So, after reading the Arch Linux Wiki, I’ve found out that there is a mirror status page that shows what mirrors are available and up to date. I’ve deleted my obsolete mirrors, and enabled only the “live” ones (one in my case and did a full upgrade, and after an hour, more or less I had KDE 4.6 SC installed and running.

So far what I’ve done:

– Installed the base Arch system, making sure that the mirror list was up to date.

– Configured a new no priviledge user, and set up sudo

– Installed Xorg and KDE

– Configured the dbus and kdm daemons to start automatically

Then, I want to install the KDE Kpackagekit, but this was only available on AUR, not on the mainstream repositories. I’ve followed the instructions on http://archlinux.fr/yaourt-en#get_it and installed yaourt package manager. From here I’ve installed Kpackagekit, and with it I was able to install through KDE the rest of packages that I wanted, namely  the kdeplasma network widgets.


Kubuntu 10.10 upgrade to Kubuntu 11.04

After a two months of waiting that the dust settled on the release of the new 11.04 Kubuntu version, I’ve finally upgraded my home computer.

And now, for the first time, I’m amazed that it went flawless… Even with some backports enabled, namely Kubuntu backports, the upgrade went without any issue what so ever.
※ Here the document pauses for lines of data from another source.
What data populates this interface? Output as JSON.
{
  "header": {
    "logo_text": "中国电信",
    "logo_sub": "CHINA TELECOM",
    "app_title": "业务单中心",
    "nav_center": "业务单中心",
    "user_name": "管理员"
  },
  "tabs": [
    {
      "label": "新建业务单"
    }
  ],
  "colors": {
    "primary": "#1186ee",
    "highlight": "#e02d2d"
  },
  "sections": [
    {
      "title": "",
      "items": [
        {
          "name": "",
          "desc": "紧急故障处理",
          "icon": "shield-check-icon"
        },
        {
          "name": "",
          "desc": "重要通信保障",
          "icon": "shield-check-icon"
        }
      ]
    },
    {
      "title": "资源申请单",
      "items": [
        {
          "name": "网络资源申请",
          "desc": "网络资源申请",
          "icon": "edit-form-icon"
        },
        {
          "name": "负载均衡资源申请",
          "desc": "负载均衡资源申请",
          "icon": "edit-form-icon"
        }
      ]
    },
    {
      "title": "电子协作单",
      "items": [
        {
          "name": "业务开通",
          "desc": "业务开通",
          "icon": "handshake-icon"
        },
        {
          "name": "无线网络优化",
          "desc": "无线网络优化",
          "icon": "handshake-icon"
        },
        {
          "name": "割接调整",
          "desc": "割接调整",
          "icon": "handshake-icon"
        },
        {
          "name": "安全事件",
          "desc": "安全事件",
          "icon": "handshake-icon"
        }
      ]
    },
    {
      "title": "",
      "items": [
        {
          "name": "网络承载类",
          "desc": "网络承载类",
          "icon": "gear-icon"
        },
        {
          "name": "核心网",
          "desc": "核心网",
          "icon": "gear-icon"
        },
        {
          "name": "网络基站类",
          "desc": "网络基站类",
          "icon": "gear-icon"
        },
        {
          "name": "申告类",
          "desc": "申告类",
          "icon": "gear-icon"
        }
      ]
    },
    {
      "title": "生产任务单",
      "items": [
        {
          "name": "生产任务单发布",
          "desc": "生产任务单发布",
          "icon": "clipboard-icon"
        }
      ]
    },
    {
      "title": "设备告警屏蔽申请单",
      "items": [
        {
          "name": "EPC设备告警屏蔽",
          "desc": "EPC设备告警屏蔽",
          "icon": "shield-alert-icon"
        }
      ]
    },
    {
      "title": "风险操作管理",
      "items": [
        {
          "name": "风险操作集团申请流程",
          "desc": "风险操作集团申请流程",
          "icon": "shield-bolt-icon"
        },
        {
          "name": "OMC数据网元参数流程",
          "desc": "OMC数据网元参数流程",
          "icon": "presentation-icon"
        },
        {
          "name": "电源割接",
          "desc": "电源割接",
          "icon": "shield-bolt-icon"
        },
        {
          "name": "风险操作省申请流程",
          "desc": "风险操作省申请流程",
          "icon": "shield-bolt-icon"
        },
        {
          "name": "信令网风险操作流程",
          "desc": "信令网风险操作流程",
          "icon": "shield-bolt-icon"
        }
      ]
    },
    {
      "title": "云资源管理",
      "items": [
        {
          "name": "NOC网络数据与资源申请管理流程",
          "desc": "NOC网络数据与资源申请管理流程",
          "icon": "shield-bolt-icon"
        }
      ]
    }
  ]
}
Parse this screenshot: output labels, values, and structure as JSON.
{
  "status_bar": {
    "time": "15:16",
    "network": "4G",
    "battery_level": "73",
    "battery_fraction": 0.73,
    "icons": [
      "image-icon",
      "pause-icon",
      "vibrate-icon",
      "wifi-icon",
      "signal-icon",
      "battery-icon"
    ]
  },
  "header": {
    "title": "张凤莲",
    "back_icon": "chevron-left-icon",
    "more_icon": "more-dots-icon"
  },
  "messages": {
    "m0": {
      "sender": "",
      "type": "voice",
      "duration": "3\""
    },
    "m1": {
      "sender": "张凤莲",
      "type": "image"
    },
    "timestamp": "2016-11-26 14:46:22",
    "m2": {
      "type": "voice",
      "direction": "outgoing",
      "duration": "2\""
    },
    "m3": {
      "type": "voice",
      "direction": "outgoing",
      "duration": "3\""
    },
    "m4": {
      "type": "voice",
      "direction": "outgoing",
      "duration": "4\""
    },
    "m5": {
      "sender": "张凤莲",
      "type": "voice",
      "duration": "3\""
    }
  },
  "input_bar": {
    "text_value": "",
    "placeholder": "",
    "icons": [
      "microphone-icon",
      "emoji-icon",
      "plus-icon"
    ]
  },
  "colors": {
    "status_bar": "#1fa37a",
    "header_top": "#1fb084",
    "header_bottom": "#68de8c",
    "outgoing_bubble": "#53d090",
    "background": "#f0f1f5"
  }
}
After reboot, and because I’m using the proprietary fglrx driver, I ended up on the console, no graphic environment, but enabling the X-Team PPA, doing an update and enabling the fglrx driver, I had again all things working fine.

So this time there are no tricks on this upgrade, and my I’ve able to upgrade since 8.10 till now successfully. All I have left to upgrade is the legacy GRUB 1 bootloader.

Now, my work laptop HP Compaq nx9420 is about be retired and replaced by a new ASUS N73SV laptop. On the HP I also was able to successfully upgrade to Kubuntu 10.10, but on the new laptop I’m thinking on a rolling release distro, Arch Linux to be exact. Here are my thoughts why: https://primalcortex.wordpress.com/2011/06/24/arch-linux-tes…r-from-kubuntu/